[ACTIVITY]: List all the lines in these records that hold "screenshot".

[SUPPLIED MATERIAL]:
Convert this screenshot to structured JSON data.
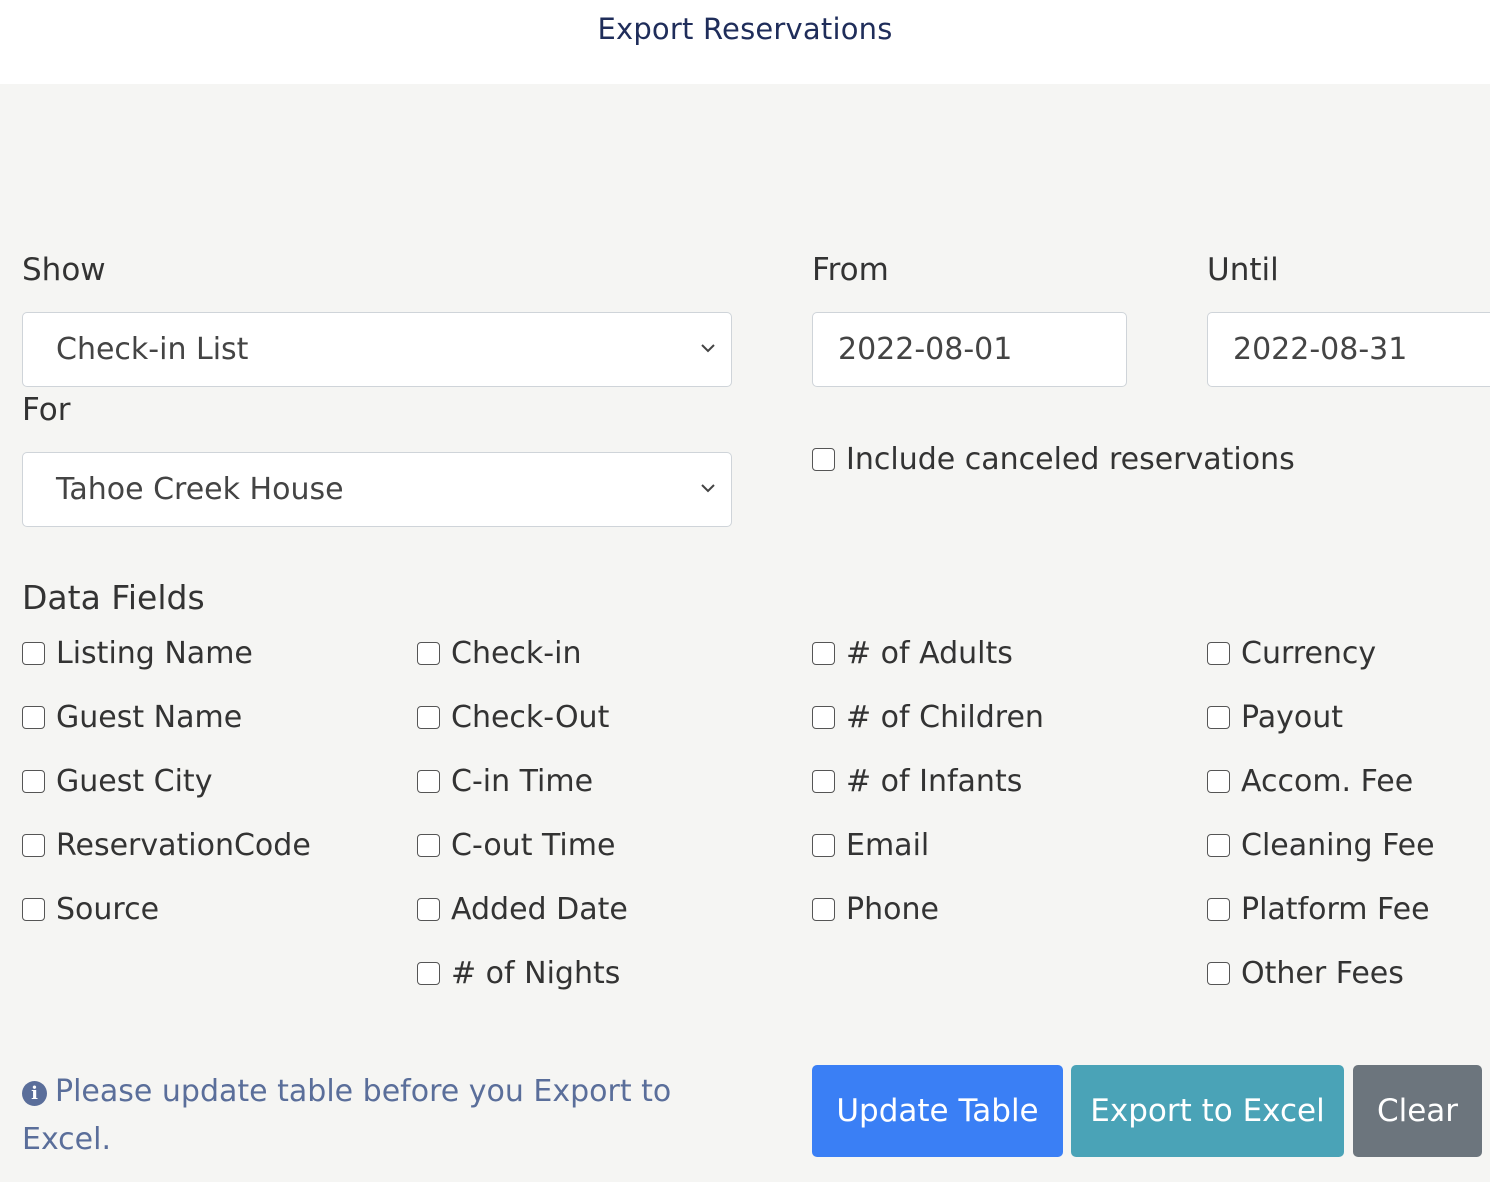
{
  "header": {
    "title": "Export Reservations"
  },
  "filters": {
    "show_label": "Show",
    "show_value": "Check-in List",
    "for_label": "For",
    "for_value": "Tahoe Creek House",
    "from_label": "From",
    "from_value": "2022-08-01",
    "until_label": "Until",
    "until_value": "2022-08-31",
    "include_canceled_label": "Include canceled reservations"
  },
  "data_fields": {
    "title": "Data Fields",
    "columns": [
      [
        "Listing Name",
        "Guest Name",
        "Guest City",
        "ReservationCode",
        "Source"
      ],
      [
        "Check-in",
        "Check-Out",
        "C-in Time",
        "C-out Time",
        "Added Date",
        "# of Nights"
      ],
      [
        "# of Adults",
        "# of Children",
        "# of Infants",
        "Email",
        "Phone"
      ],
      [
        "Currency",
        "Payout",
        "Accom. Fee",
        "Cleaning Fee",
        "Platform Fee",
        "Other Fees"
      ]
    ]
  },
  "footer": {
    "note": "Please update table before you Export to Excel.",
    "update_label": "Update Table",
    "export_label": "Export to Excel",
    "clear_label": "Clear"
  },
  "icons": {
    "info": "info-circle-icon",
    "chevron": "chevron-down-icon"
  },
  "colors": {
    "primary": "#3a7ff5",
    "info": "#4aa3b7",
    "secondary": "#6c757d",
    "title": "#1f2d5a",
    "note": "#5a6e9a"
  }
}
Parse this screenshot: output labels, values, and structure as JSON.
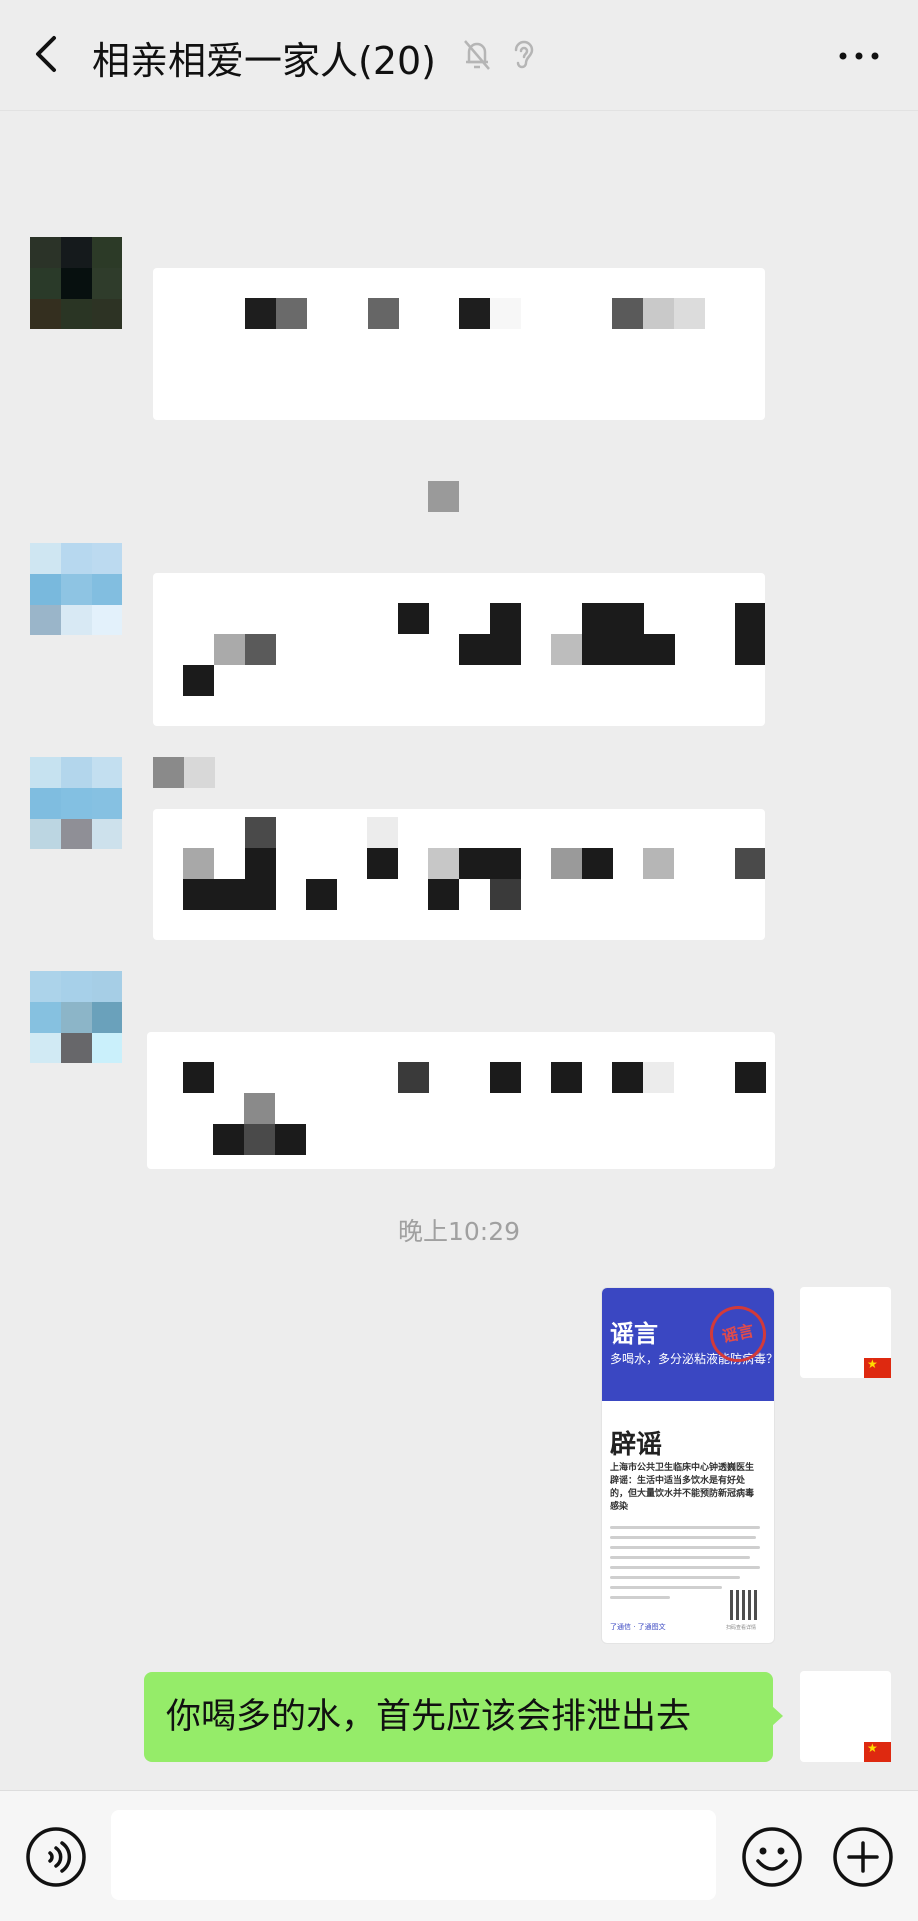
{
  "header": {
    "title": "相亲相爱一家人(20)",
    "back_icon": "chevron-left-icon",
    "mute_icon": "bell-off-icon",
    "ear_icon": "ear-icon",
    "more_icon": "more-dots-icon"
  },
  "messages": {
    "timestamp": "晚上10:29"
  },
  "shared_image": {
    "tag": "谣言",
    "subtitle": "多喝水，多分泌粘液能防病毒？",
    "stamp": "谣言",
    "heading": "辟谣",
    "body": "上海市公共卫生临床中心钟透巍医生辟谣：生活中适当多饮水是有好处的，但大量饮水并不能预防新冠病毒感染",
    "footer": "了通信 · 了通图文",
    "qr_caption": "扫码查看详情"
  },
  "sent_text": {
    "text": "你喝多的水，首先应该会排泄出去"
  },
  "footer": {
    "voice_icon": "voice-icon",
    "emoji_icon": "emoji-icon",
    "plus_icon": "plus-icon"
  },
  "colors": {
    "background": "#ededed",
    "bubble_green": "#95ec69",
    "card_blue": "#3a47c2"
  }
}
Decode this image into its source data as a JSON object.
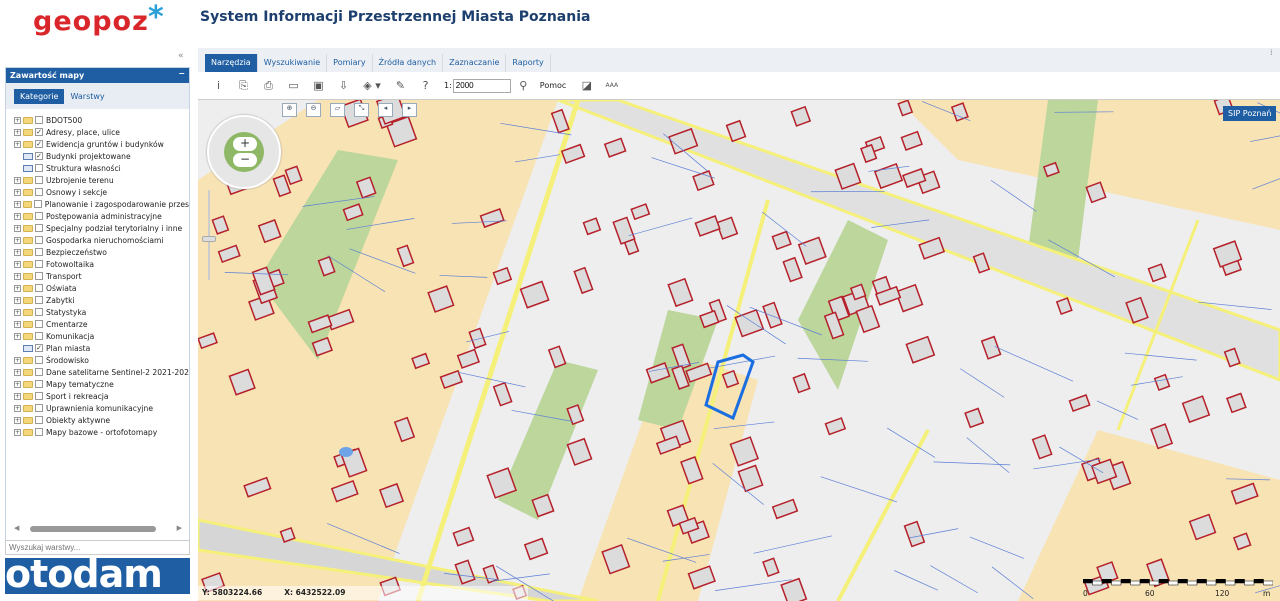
{
  "header": {
    "logo": "geopoz",
    "title": "System Informacji Przestrzennej Miasta Poznania"
  },
  "panel": {
    "title": "Zawartość mapy",
    "minimize": "−",
    "collapse": "«",
    "tabs": [
      {
        "label": "Kategorie",
        "active": true
      },
      {
        "label": "Warstwy",
        "active": false
      }
    ],
    "layers": [
      {
        "label": "BDOT500",
        "checked": false,
        "type": "folder"
      },
      {
        "label": "Adresy, place, ulice",
        "checked": true,
        "type": "folder"
      },
      {
        "label": "Ewidencja gruntów i budynków",
        "checked": true,
        "type": "folder"
      },
      {
        "label": "Budynki projektowane",
        "checked": true,
        "type": "legend"
      },
      {
        "label": "Struktura własności",
        "checked": false,
        "type": "legend"
      },
      {
        "label": "Uzbrojenie terenu",
        "checked": false,
        "type": "folder"
      },
      {
        "label": "Osnowy i sekcje",
        "checked": false,
        "type": "folder"
      },
      {
        "label": "Planowanie i zagospodarowanie przes",
        "checked": false,
        "type": "folder"
      },
      {
        "label": "Postępowania administracyjne",
        "checked": false,
        "type": "folder"
      },
      {
        "label": "Specjalny podział terytorialny i inne",
        "checked": false,
        "type": "folder"
      },
      {
        "label": "Gospodarka nieruchomościami",
        "checked": false,
        "type": "folder"
      },
      {
        "label": "Bezpieczeństwo",
        "checked": false,
        "type": "folder"
      },
      {
        "label": "Fotowoltaika",
        "checked": false,
        "type": "folder"
      },
      {
        "label": "Transport",
        "checked": false,
        "type": "folder"
      },
      {
        "label": "Oświata",
        "checked": false,
        "type": "folder"
      },
      {
        "label": "Zabytki",
        "checked": false,
        "type": "folder"
      },
      {
        "label": "Statystyka",
        "checked": false,
        "type": "folder"
      },
      {
        "label": "Cmentarze",
        "checked": false,
        "type": "folder"
      },
      {
        "label": "Komunikacja",
        "checked": false,
        "type": "folder"
      },
      {
        "label": "Plan miasta",
        "checked": true,
        "type": "legend"
      },
      {
        "label": "Środowisko",
        "checked": false,
        "type": "folder"
      },
      {
        "label": "Dane satelitarne Sentinel-2 2021-202",
        "checked": false,
        "type": "folder"
      },
      {
        "label": "Mapy tematyczne",
        "checked": false,
        "type": "folder"
      },
      {
        "label": "Sport i rekreacja",
        "checked": false,
        "type": "folder"
      },
      {
        "label": "Uprawnienia komunikacyjne",
        "checked": false,
        "type": "folder"
      },
      {
        "label": "Obiekty aktywne",
        "checked": false,
        "type": "folder"
      },
      {
        "label": "Mapy bazowe - ortofotomapy",
        "checked": false,
        "type": "folder"
      }
    ],
    "search_placeholder": "Wyszukaj warstwy..."
  },
  "watermark": "otodom",
  "tabs": [
    {
      "label": "Narzędzia",
      "active": true
    },
    {
      "label": "Wyszukiwanie"
    },
    {
      "label": "Pomiary"
    },
    {
      "label": "Źródła danych"
    },
    {
      "label": "Zaznaczanie"
    },
    {
      "label": "Raporty"
    }
  ],
  "toolbar": {
    "scale_prefix": "1:",
    "scale_value": "2000",
    "help": "Pomoc",
    "font_size": "AAA"
  },
  "map": {
    "sip_button": "SIP Poznań",
    "coord_y": "Y: 5803224.66",
    "coord_x": "X: 6432522.09",
    "scalebar": {
      "labels": [
        "0",
        "60",
        "120",
        "m"
      ]
    }
  },
  "colors": {
    "accent": "#1f5ea3",
    "building": "#b5202a",
    "parcel": "#5b7fd6"
  }
}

[REPLY TO THE TASK]:
Convert this screenshot to structured JSON data.
Parse this screenshot: output labels, values, and structure as JSON.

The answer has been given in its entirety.